• _ASSIGNMENT_:
In the records below, find the lines that include "Labeling" and copy each.

Website and app data records
···
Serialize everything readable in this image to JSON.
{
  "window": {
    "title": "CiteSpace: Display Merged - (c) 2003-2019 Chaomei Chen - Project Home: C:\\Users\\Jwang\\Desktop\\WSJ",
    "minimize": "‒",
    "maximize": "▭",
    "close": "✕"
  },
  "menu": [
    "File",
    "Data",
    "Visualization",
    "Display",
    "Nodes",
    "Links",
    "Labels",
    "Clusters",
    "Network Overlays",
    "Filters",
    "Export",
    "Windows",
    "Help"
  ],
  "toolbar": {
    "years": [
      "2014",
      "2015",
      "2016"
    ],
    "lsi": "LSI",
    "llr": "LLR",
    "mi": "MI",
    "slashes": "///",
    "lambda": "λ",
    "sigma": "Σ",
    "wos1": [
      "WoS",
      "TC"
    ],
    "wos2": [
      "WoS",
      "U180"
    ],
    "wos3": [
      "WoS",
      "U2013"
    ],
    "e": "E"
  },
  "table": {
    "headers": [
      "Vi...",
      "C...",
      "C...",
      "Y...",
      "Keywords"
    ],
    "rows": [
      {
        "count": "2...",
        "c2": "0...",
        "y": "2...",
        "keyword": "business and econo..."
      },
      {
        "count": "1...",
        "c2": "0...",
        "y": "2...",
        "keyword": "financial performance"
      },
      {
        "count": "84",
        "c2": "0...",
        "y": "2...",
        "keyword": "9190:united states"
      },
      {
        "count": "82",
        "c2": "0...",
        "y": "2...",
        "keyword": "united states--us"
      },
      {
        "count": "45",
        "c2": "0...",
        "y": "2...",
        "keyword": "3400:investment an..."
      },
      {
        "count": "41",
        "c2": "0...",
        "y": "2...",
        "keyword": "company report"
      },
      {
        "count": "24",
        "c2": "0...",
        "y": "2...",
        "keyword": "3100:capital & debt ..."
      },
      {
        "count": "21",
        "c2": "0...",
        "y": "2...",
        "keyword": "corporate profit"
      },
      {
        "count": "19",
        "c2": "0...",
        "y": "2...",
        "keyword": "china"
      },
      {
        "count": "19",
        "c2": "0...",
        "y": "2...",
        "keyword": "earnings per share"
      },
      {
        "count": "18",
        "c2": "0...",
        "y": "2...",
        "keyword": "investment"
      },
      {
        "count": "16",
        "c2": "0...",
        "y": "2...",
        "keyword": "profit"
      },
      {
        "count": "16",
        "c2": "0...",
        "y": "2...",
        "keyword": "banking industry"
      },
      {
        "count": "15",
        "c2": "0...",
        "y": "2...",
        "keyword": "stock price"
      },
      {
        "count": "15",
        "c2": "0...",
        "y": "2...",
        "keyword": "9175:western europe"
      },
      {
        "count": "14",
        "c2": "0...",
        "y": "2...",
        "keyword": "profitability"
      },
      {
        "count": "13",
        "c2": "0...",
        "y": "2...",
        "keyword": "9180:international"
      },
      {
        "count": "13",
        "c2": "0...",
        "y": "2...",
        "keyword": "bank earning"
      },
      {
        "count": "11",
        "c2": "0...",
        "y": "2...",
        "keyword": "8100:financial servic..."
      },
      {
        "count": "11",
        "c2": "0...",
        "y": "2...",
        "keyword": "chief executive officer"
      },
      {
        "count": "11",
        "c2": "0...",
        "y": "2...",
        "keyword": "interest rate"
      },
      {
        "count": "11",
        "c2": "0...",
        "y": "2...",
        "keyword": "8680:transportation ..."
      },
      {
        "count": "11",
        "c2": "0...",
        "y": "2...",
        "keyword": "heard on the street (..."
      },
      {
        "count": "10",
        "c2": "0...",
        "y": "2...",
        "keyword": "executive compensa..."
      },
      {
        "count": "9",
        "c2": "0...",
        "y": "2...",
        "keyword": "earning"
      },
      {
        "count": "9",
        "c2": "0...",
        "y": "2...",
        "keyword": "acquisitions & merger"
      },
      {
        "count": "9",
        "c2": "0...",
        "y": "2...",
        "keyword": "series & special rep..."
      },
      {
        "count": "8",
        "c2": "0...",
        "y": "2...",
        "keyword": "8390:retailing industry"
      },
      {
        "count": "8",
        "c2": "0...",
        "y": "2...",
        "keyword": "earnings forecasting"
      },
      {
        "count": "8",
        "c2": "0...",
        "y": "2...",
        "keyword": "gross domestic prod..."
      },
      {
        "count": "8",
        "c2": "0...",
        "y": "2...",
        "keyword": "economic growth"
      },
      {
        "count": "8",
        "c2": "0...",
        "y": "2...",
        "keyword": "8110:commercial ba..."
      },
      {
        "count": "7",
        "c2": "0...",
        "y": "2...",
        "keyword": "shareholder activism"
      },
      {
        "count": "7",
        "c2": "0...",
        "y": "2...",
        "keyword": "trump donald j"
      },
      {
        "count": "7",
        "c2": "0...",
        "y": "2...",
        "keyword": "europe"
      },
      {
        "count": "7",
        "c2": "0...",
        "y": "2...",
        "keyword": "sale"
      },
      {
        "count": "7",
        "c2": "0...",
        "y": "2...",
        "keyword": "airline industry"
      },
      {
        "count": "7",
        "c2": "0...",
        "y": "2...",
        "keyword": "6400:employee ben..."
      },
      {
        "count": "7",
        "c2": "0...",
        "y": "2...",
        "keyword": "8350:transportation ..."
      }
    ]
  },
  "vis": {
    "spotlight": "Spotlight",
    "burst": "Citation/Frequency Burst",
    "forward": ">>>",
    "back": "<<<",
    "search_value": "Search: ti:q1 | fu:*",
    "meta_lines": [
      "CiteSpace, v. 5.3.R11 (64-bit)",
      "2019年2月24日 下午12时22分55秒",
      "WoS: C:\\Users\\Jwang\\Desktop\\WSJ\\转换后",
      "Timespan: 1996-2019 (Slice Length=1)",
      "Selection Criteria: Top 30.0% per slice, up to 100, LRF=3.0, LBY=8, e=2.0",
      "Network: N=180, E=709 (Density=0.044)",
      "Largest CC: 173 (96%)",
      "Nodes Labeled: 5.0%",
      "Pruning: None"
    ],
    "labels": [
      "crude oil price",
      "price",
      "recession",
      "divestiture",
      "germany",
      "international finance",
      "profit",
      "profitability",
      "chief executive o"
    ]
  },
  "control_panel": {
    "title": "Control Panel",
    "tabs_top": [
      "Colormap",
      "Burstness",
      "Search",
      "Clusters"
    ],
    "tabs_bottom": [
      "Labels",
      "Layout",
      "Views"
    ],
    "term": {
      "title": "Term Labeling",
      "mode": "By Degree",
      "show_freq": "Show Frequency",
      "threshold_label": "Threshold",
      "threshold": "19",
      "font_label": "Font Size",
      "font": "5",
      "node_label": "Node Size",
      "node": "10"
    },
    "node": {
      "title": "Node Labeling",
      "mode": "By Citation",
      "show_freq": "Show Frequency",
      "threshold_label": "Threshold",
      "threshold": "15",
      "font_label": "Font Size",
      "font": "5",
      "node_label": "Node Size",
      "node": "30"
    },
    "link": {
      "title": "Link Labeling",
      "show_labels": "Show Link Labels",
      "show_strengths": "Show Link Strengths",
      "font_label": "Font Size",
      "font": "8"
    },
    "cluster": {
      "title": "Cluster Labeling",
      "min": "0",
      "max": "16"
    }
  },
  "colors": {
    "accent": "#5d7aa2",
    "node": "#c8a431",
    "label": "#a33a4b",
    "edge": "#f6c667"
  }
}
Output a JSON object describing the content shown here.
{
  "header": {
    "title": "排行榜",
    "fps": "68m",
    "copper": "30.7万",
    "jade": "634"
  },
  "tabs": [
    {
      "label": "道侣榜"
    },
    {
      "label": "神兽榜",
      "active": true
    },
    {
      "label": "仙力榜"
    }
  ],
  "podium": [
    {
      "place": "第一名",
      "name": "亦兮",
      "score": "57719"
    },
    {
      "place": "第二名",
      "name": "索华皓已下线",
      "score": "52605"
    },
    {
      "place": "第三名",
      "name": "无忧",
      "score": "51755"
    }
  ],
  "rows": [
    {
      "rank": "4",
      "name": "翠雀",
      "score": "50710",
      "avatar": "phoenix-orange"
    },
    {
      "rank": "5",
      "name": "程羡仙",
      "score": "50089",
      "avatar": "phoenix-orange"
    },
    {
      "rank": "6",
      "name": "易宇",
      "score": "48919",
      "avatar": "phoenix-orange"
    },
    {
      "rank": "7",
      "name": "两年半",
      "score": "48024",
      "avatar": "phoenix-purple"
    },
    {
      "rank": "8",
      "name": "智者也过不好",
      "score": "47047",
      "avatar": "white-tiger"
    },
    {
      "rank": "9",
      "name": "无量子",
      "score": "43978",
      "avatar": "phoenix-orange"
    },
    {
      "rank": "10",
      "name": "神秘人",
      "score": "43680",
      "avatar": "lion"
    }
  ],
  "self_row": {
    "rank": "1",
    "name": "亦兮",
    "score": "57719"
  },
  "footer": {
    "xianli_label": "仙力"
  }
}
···
• _REPLY TO THE EXERCISE_:
      "title": "Term Labeling",
      "title": "Node Labeling",
      "title": "Link Labeling",
      "title": "Cluster Labeling",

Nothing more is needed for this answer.